26th Annual Sandhill Crane Festival one of the largest in years

Apr. 1—OTHELLO — The 2024 Sandhill Crane Festival flew into town the weekend of March 22, bringing with it a flock of visitors and bird enthusiasts heading into Othello. Festival Co-chair Kurt Braunwart said this year's event had one of the largest attendances yet.

"As we lead up to it, we always worry about how it's going to go, and then we get here for the day, and the attendees are so appreciative of being able to learn about the area, learn about the wildlife, learn about the connection of people, farming, and wildlife," Braunwart said. "It's going wonderful."

The event featured numerous lectures, tours, informational booths and activities for event attendees, covering birds, nature and wildlife in the Othello area.

"(There were) a lot of topics about geology, the Ice Age flood, other birds, mammals, the interaction of that wildlife with human life, like the heritage garden talk," Braunwart said, "and then that springs into how can you do a type of local landscape garden that helps promote the native (vegetation and wildlife) as well, which helps to tie everything together."

The festival has shaken off the COVID-19 pandemic's influence.

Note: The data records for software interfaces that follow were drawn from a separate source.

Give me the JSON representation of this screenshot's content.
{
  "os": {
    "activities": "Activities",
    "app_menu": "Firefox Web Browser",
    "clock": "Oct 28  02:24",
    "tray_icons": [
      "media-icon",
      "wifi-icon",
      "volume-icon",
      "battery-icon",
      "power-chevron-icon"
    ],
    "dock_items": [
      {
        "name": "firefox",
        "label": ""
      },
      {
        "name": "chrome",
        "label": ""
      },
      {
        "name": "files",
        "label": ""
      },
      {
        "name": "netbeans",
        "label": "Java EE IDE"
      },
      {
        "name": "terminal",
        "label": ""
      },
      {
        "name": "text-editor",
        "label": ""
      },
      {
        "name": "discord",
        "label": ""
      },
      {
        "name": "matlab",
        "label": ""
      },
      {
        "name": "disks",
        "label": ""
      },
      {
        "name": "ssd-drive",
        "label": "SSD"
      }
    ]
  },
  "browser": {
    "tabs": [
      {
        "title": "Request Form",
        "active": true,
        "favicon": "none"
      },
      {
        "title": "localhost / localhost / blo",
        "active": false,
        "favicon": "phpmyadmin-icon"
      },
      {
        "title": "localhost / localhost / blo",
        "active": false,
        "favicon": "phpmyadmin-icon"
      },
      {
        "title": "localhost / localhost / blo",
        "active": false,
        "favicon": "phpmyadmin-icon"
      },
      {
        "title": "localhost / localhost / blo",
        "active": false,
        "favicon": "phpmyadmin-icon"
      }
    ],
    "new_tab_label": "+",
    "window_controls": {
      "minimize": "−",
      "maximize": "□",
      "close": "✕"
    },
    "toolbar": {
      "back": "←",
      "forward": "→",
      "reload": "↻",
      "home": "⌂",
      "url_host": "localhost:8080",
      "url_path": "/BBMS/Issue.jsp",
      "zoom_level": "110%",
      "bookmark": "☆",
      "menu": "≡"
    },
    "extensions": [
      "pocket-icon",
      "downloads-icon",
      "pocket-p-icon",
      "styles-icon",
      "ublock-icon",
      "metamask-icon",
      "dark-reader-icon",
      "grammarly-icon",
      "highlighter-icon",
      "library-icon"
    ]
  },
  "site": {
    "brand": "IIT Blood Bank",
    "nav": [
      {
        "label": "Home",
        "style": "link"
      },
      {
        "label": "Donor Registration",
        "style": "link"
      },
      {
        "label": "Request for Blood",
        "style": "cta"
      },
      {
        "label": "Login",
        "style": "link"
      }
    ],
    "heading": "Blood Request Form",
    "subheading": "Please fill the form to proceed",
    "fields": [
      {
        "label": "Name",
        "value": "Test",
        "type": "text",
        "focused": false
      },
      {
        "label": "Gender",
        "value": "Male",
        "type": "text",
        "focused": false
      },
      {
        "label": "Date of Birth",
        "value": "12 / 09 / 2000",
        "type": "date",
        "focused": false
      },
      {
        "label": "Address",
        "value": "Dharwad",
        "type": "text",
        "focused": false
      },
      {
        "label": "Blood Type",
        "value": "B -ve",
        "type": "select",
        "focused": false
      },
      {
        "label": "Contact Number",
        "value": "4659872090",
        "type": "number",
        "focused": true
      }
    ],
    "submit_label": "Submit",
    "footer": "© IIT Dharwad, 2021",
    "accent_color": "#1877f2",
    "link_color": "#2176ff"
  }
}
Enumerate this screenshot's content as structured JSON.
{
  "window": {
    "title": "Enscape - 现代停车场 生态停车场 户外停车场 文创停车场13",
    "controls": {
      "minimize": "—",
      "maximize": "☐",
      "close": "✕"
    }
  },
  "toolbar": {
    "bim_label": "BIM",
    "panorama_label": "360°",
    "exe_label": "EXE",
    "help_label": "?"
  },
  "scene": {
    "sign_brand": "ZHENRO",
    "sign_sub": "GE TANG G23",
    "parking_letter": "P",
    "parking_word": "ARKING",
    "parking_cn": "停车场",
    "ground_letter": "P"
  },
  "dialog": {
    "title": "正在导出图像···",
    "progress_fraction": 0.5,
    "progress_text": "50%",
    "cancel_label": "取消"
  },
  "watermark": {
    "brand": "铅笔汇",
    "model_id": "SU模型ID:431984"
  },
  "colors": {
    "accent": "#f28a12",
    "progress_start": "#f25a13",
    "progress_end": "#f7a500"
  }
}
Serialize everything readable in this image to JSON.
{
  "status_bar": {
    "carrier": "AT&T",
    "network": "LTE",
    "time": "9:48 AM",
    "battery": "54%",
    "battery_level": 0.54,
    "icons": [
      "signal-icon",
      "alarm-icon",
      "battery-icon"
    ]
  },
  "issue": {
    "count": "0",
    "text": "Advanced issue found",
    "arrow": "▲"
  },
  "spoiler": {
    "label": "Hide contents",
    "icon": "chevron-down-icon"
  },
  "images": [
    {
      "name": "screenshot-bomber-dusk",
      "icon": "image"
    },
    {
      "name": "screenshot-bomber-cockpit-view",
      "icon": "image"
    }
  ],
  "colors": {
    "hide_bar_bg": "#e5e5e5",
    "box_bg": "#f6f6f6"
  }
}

"We've, now as of this year, I think fully recovered from the pandemic years, because the first year of the pandemic, in 2020, we had to cancel the festival 10 days before it was to occur," Braunwart said. "That was kind of disheartening, and then the next year we had a virtual (event) and then the next year a small one and last year a little bit bigger, so it's been a challenge to get back the energy to pull it off again. But when we get smiling faces and appreciative people and attendees, all of a sudden it puts the energy back in."

Braunwart said feedback from those attending and involved in the event was positive.

"This year rivals probably our biggest attendance," he said. "I think some of that has been spurred on in that during the pandemic people didn't get to do this, and now people are more cognizant of, 'if we've got a chance to do it, we better do it.' And we appreciate that and we're just happy that it's been a (success), but it also makes it a challenge worth doing."

Jenny Bell, who was attending the event with her son, Garrett, said she came from out of town for the festival.

"We've really liked it," she said. "We drove an hour and a half to get here and so far we've done all kinds of fun crafts, like (making) butterflies and snakes. It's been really great so far ... And we think we saw a flock of sandhill cranes in the distance when we were driving here."

Meredith Shafer, a counselor at McFarland Middle School, was making crafts with her daughter, Neko.

"It's great. We started off by talking to some people from the (Columbia National) Wildlife Refuge, and then we came around into the crafts, and so far so good," she said.

Event attendees Barbara Culp and Theresa Connolly said the event was going well.

"I'm loving it," Culp said. "This is my first time here and it's terrific."

Connolly said it was also her first time at the festival, and she came down from Anacortes to attend it.

"We were going to come the year the pandemic struck," she said, "So now, here we are."

Both Connolly and Culp said their bus tour was one of their favorite parts of the festival.

"We went on a bus tour to see the cranes and the (guide) told us about the agricultural aspects here, which interested me," she said.

As for setting the event up, Braunwart said the festival doesn't usually have issues finding volunteers in Othello.

"We get up to around 400 volunteers that get involved with this, and they work for about two-thirds of the year doing it, more intensively right now," Braunwart said. "It's probably because of what we've all recognized. This is an opportunity not only to show off our area but to build community in our own town of Othello ... It's an opportunity to show off what we appreciate about nature in this area."

Braunwart elaborated on what else the event does for the community.

"The other thing that's nice about (the event), is it shows off how agriculture here is learning how and wanting to do an even better job of farming with nature, which we really want to be able to do and which people in the city want to know that we're trying to do," he said. "How can we (enjoy recreation) in combination with nature, not just in place of (it)."

Gabriel Davis may be reached at gdavis@columbiabasinherald.com.